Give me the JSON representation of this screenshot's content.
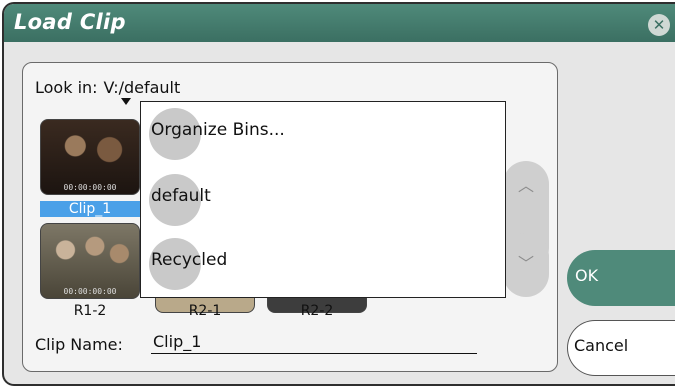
{
  "window": {
    "title": "Load Clip",
    "close_icon": "close-icon"
  },
  "browser": {
    "lookin_label": "Look in:",
    "lookin_value": "V:/default",
    "clips": [
      {
        "label": "Clip_1",
        "selected": true
      },
      {
        "label": "R1-2",
        "selected": false
      },
      {
        "label": "R2-1",
        "selected": false
      },
      {
        "label": "R2-2",
        "selected": false
      }
    ],
    "scroll_up_icon": "chevron-up-icon",
    "scroll_down_icon": "chevron-down-icon",
    "clipname_label": "Clip Name:",
    "clipname_value": "Clip_1"
  },
  "dropdown": {
    "items": [
      {
        "label": "Organize Bins..."
      },
      {
        "label": "default"
      },
      {
        "label": "Recycled"
      }
    ]
  },
  "buttons": {
    "ok": "OK",
    "cancel": "Cancel"
  },
  "colors": {
    "accent": "#4f8a7a",
    "selection": "#4aa0e8"
  }
}
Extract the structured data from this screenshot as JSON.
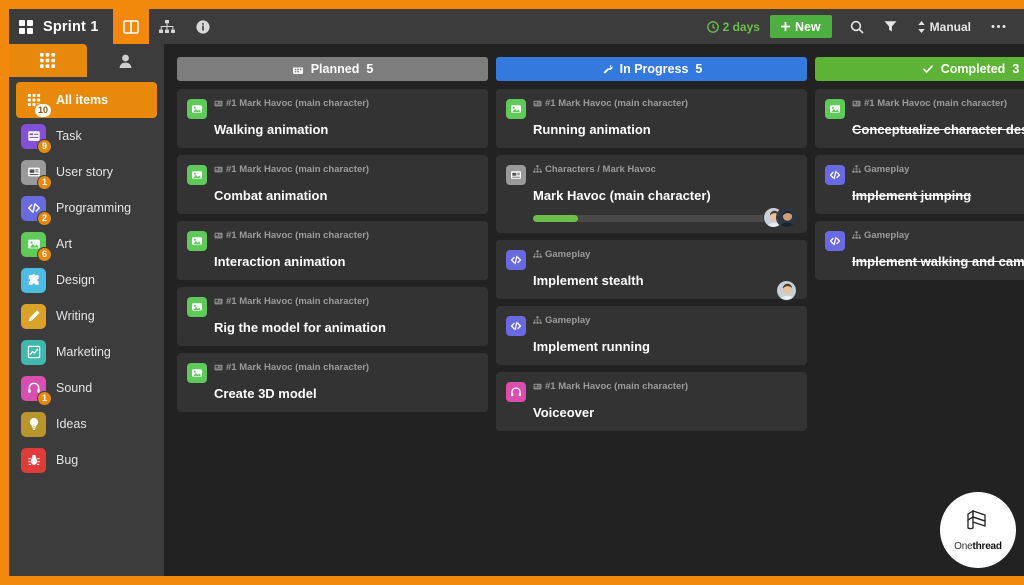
{
  "topbar": {
    "apps_icon": "grid-icon",
    "title": "Sprint 1",
    "views": [
      {
        "name": "board-view",
        "icon": "board-columns-icon",
        "active": true
      },
      {
        "name": "tree-view",
        "icon": "sitemap-icon",
        "active": false
      },
      {
        "name": "info-view",
        "icon": "info-circle-icon",
        "active": false
      }
    ],
    "days_left": "2 days",
    "days_icon": "clock-icon",
    "new_label": "New",
    "new_icon": "plus-icon",
    "search_icon": "search-icon",
    "filter_icon": "filter-icon",
    "sort_label": "Manual",
    "sort_icon": "sort-updown-icon",
    "more_icon": "ellipsis-icon",
    "accent_green": "#4caf3f",
    "accent_orange": "#f2890d"
  },
  "sidebar": {
    "tabs": [
      {
        "name": "items-tab",
        "icon": "grid-icon",
        "active": true
      },
      {
        "name": "people-tab",
        "icon": "user-icon",
        "active": false
      }
    ],
    "items": [
      {
        "label": "All items",
        "icon": "grid-icon",
        "color": "#e8890c",
        "badge": "10",
        "active": true
      },
      {
        "label": "Task",
        "icon": "task-icon",
        "color": "#8250d8",
        "badge": "9",
        "active": false
      },
      {
        "label": "User story",
        "icon": "story-icon",
        "color": "#9a9a9a",
        "badge": "1",
        "active": false
      },
      {
        "label": "Programming",
        "icon": "code-icon",
        "color": "#6a6ae0",
        "badge": "2",
        "active": false
      },
      {
        "label": "Art",
        "icon": "image-icon",
        "color": "#5fc959",
        "badge": "6",
        "active": false
      },
      {
        "label": "Design",
        "icon": "puzzle-icon",
        "color": "#4cbce0",
        "badge": "",
        "active": false
      },
      {
        "label": "Writing",
        "icon": "pencil-icon",
        "color": "#d9a32a",
        "badge": "",
        "active": false
      },
      {
        "label": "Marketing",
        "icon": "chart-icon",
        "color": "#3fb8ae",
        "badge": "",
        "active": false
      },
      {
        "label": "Sound",
        "icon": "headset-icon",
        "color": "#d94fb0",
        "badge": "1",
        "active": false
      },
      {
        "label": "Ideas",
        "icon": "bulb-icon",
        "color": "#b8962c",
        "badge": "",
        "active": false
      },
      {
        "label": "Bug",
        "icon": "bug-icon",
        "color": "#e03b3b",
        "badge": "",
        "active": false
      }
    ]
  },
  "board": {
    "columns": [
      {
        "title": "Planned",
        "count": "5",
        "icon": "calendar-icon",
        "color": "#7d7d7d",
        "cards": [
          {
            "crumb": "#1 Mark Havoc (main character)",
            "crumb_icon": "story-small-icon",
            "title": "Walking animation",
            "icon": "image-icon",
            "color": "#5fc959",
            "done": false
          },
          {
            "crumb": "#1 Mark Havoc (main character)",
            "crumb_icon": "story-small-icon",
            "title": "Combat animation",
            "icon": "image-icon",
            "color": "#5fc959",
            "done": false
          },
          {
            "crumb": "#1 Mark Havoc (main character)",
            "crumb_icon": "story-small-icon",
            "title": "Interaction animation",
            "icon": "image-icon",
            "color": "#5fc959",
            "done": false
          },
          {
            "crumb": "#1 Mark Havoc (main character)",
            "crumb_icon": "story-small-icon",
            "title": "Rig the model for animation",
            "icon": "image-icon",
            "color": "#5fc959",
            "done": false
          },
          {
            "crumb": "#1 Mark Havoc (main character)",
            "crumb_icon": "story-small-icon",
            "title": "Create 3D model",
            "icon": "image-icon",
            "color": "#5fc959",
            "done": false
          }
        ]
      },
      {
        "title": "In Progress",
        "count": "5",
        "icon": "wrench-icon",
        "color": "#3479dd",
        "cards": [
          {
            "crumb": "#1 Mark Havoc (main character)",
            "crumb_icon": "story-small-icon",
            "title": "Running animation",
            "icon": "image-icon",
            "color": "#5fc959",
            "done": false
          },
          {
            "crumb": "Characters / Mark Havoc",
            "crumb_icon": "sitemap-small-icon",
            "title": "Mark Havoc (main character)",
            "icon": "story-icon",
            "color": "#9a9a9a",
            "done": false,
            "avatars": 2,
            "progress": 17
          },
          {
            "crumb": "Gameplay",
            "crumb_icon": "sitemap-small-icon",
            "title": "Implement stealth",
            "icon": "code-icon",
            "color": "#6a6ae0",
            "done": false,
            "avatars": 1
          },
          {
            "crumb": "Gameplay",
            "crumb_icon": "sitemap-small-icon",
            "title": "Implement running",
            "icon": "code-icon",
            "color": "#6a6ae0",
            "done": false
          },
          {
            "crumb": "#1 Mark Havoc (main character)",
            "crumb_icon": "story-small-icon",
            "title": "Voiceover",
            "icon": "headset-icon",
            "color": "#d94fb0",
            "done": false
          }
        ]
      },
      {
        "title": "Completed",
        "count": "3",
        "icon": "check-icon",
        "color": "#5cb335",
        "cards": [
          {
            "crumb": "#1 Mark Havoc (main character)",
            "crumb_icon": "story-small-icon",
            "title": "Conceptualize character design and behavior",
            "icon": "image-icon",
            "color": "#5fc959",
            "done": true
          },
          {
            "crumb": "Gameplay",
            "crumb_icon": "sitemap-small-icon",
            "title": "Implement jumping",
            "icon": "code-icon",
            "color": "#6a6ae0",
            "done": true
          },
          {
            "crumb": "Gameplay",
            "crumb_icon": "sitemap-small-icon",
            "title": "Implement walking and camera controls",
            "icon": "code-icon",
            "color": "#6a6ae0",
            "done": true
          }
        ]
      }
    ]
  },
  "watermark": {
    "name_light": "One",
    "name_bold": "thread",
    "icon": "onethread-logo-icon"
  }
}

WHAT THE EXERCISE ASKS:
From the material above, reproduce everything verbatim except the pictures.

TASK OUTPUT:
Give me the JSON representation of this screenshot's content.
{
  "window": {
    "title": "Load Clip",
    "close_icon": "close-icon"
  },
  "browser": {
    "lookin_label": "Look in:",
    "lookin_value": "V:/default",
    "clips": [
      {
        "label": "Clip_1",
        "selected": true
      },
      {
        "label": "R1-2",
        "selected": false
      },
      {
        "label": "R2-1",
        "selected": false
      },
      {
        "label": "R2-2",
        "selected": false
      }
    ],
    "scroll_up_icon": "chevron-up-icon",
    "scroll_down_icon": "chevron-down-icon",
    "clipname_label": "Clip Name:",
    "clipname_value": "Clip_1"
  },
  "dropdown": {
    "items": [
      {
        "label": "Organize Bins..."
      },
      {
        "label": "default"
      },
      {
        "label": "Recycled"
      }
    ]
  },
  "buttons": {
    "ok": "OK",
    "cancel": "Cancel"
  },
  "colors": {
    "accent": "#4f8a7a",
    "selection": "#4aa0e8"
  }
}
Extract the structured data from this screenshot as JSON.
{
  "topbar": {
    "apps_icon": "grid-icon",
    "title": "Sprint 1",
    "views": [
      {
        "name": "board-view",
        "icon": "board-columns-icon",
        "active": true
      },
      {
        "name": "tree-view",
        "icon": "sitemap-icon",
        "active": false
      },
      {
        "name": "info-view",
        "icon": "info-circle-icon",
        "active": false
      }
    ],
    "days_left": "2 days",
    "days_icon": "clock-icon",
    "new_label": "New",
    "new_icon": "plus-icon",
    "search_icon": "search-icon",
    "filter_icon": "filter-icon",
    "sort_label": "Manual",
    "sort_icon": "sort-updown-icon",
    "more_icon": "ellipsis-icon",
    "accent_green": "#4caf3f",
    "accent_orange": "#f2890d"
  },
  "sidebar": {
    "tabs": [
      {
        "name": "items-tab",
        "icon": "grid-icon",
        "active": true
      },
      {
        "name": "people-tab",
        "icon": "user-icon",
        "active": false
      }
    ],
    "items": [
      {
        "label": "All items",
        "icon": "grid-icon",
        "color": "#e8890c",
        "badge": "10",
        "active": true
      },
      {
        "label": "Task",
        "icon": "task-icon",
        "color": "#8250d8",
        "badge": "9",
        "active": false
      },
      {
        "label": "User story",
        "icon": "story-icon",
        "color": "#9a9a9a",
        "badge": "1",
        "active": false
      },
      {
        "label": "Programming",
        "icon": "code-icon",
        "color": "#6a6ae0",
        "badge": "2",
        "active": false
      },
      {
        "label": "Art",
        "icon": "image-icon",
        "color": "#5fc959",
        "badge": "6",
        "active": false
      },
      {
        "label": "Design",
        "icon": "puzzle-icon",
        "color": "#4cbce0",
        "badge": "",
        "active": false
      },
      {
        "label": "Writing",
        "icon": "pencil-icon",
        "color": "#d9a32a",
        "badge": "",
        "active": false
      },
      {
        "label": "Marketing",
        "icon": "chart-icon",
        "color": "#3fb8ae",
        "badge": "",
        "active": false
      },
      {
        "label": "Sound",
        "icon": "headset-icon",
        "color": "#d94fb0",
        "badge": "1",
        "active": false
      },
      {
        "label": "Ideas",
        "icon": "bulb-icon",
        "color": "#b8962c",
        "badge": "",
        "active": false
      },
      {
        "label": "Bug",
        "icon": "bug-icon",
        "color": "#e03b3b",
        "badge": "",
        "active": false
      }
    ]
  },
  "board": {
    "columns": [
      {
        "title": "Planned",
        "count": "5",
        "icon": "calendar-icon",
        "color": "#7d7d7d",
        "cards": [
          {
            "crumb": "#1 Mark Havoc (main character)",
            "crumb_icon": "story-small-icon",
            "title": "Walking animation",
            "icon": "image-icon",
            "color": "#5fc959",
            "done": false
          },
          {
            "crumb": "#1 Mark Havoc (main character)",
            "crumb_icon": "story-small-icon",
            "title": "Combat animation",
            "icon": "image-icon",
            "color": "#5fc959",
            "done": false
          },
          {
            "crumb": "#1 Mark Havoc (main character)",
            "crumb_icon": "story-small-icon",
            "title": "Interaction animation",
            "icon": "image-icon",
            "color": "#5fc959",
            "done": false
          },
          {
            "crumb": "#1 Mark Havoc (main character)",
            "crumb_icon": "story-small-icon",
            "title": "Rig the model for animation",
            "icon": "image-icon",
            "color": "#5fc959",
            "done": false
          },
          {
            "crumb": "#1 Mark Havoc (main character)",
            "crumb_icon": "story-small-icon",
            "title": "Create 3D model",
            "icon": "image-icon",
            "color": "#5fc959",
            "done": false
          }
        ]
      },
      {
        "title": "In Progress",
        "count": "5",
        "icon": "wrench-icon",
        "color": "#3479dd",
        "cards": [
          {
            "crumb": "#1 Mark Havoc (main character)",
            "crumb_icon": "story-small-icon",
            "title": "Running animation",
            "icon": "image-icon",
            "color": "#5fc959",
            "done": false
          },
          {
            "crumb": "Characters / Mark Havoc",
            "crumb_icon": "sitemap-small-icon",
            "title": "Mark Havoc (main character)",
            "icon": "story-icon",
            "color": "#9a9a9a",
            "done": false,
            "avatars": 2,
            "progress": 17
          },
          {
            "crumb": "Gameplay",
            "crumb_icon": "sitemap-small-icon",
            "title": "Implement stealth",
            "icon": "code-icon",
            "color": "#6a6ae0",
            "done": false,
            "avatars": 1
          },
          {
            "crumb": "Gameplay",
            "crumb_icon": "sitemap-small-icon",
            "title": "Implement running",
            "icon": "code-icon",
            "color": "#6a6ae0",
            "done": false
          },
          {
            "crumb": "#1 Mark Havoc (main character)",
            "crumb_icon": "story-small-icon",
            "title": "Voiceover",
            "icon": "headset-icon",
            "color": "#d94fb0",
            "done": false
          }
        ]
      },
      {
        "title": "Completed",
        "count": "3",
        "icon": "check-icon",
        "color": "#5cb335",
        "cards": [
          {
            "crumb": "#1 Mark Havoc (main character)",
            "crumb_icon": "story-small-icon",
            "title": "Conceptualize character design and behavior",
            "icon": "image-icon",
            "color": "#5fc959",
            "done": true
          },
          {
            "crumb": "Gameplay",
            "crumb_icon": "sitemap-small-icon",
            "title": "Implement jumping",
            "icon": "code-icon",
            "color": "#6a6ae0",
            "done": true
          },
          {
            "crumb": "Gameplay",
            "crumb_icon": "sitemap-small-icon",
            "title": "Implement walking and camera controls",
            "icon": "code-icon",
            "color": "#6a6ae0",
            "done": true
          }
        ]
      }
    ]
  },
  "watermark": {
    "name_light": "One",
    "name_bold": "thread",
    "icon": "onethread-logo-icon"
  }
}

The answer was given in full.